A: A pathological liar is broadly defined as a person who tells compulsive, elaborate lies. The lies may vary in terms of function – while some may be told in order to portray the person in a positive or sympathetic light, others may have no clear purpose.

Q: How to stop being a pathological liar?

A: Seeking treatment for pathological lying and potentially other underlying mental health conditions can be a daunting process. At The Dawn Wellness Centre and Rehab, we ensure a compassionate, safe, holistic treatment experience that helps people address the root causes of their condition while reaffirming and strengthening the positive parts of the self.

Q: How to end a relationship with a pathological liar?

A: Don’t engage with a lie. If your loved one begins to lie, you can ask questions that can dismantle the lie, or refuse to engage further until you can have a truthful discussion. Let them know that you will not go along with pathological lying.

Q: How do you test if someone is a pathological liar?

A: Currently, there is no standardised, medically accepted pathological liar test. In order to make this diagnosis, a mental health specialist will need to consider a variety of factors, including whether common characteristics of the condition are present, and how long symptoms of this disorder have been occurring.

About the Author

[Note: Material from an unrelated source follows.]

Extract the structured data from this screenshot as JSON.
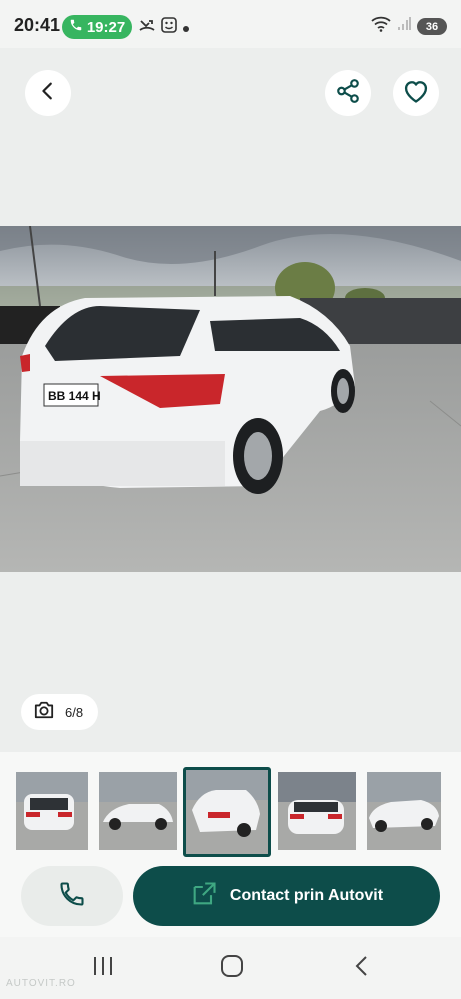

John A. Smith is a Senior Psychotherapist at The Dawn and an internationally accredited Addiction Treatment Professional (ISSUP), Certified Life and NLP Coach. He is highly experienced in working with young adults and utilises a range of evidence-based therapies, including SMART Recovery, to help his clients achieve their goals.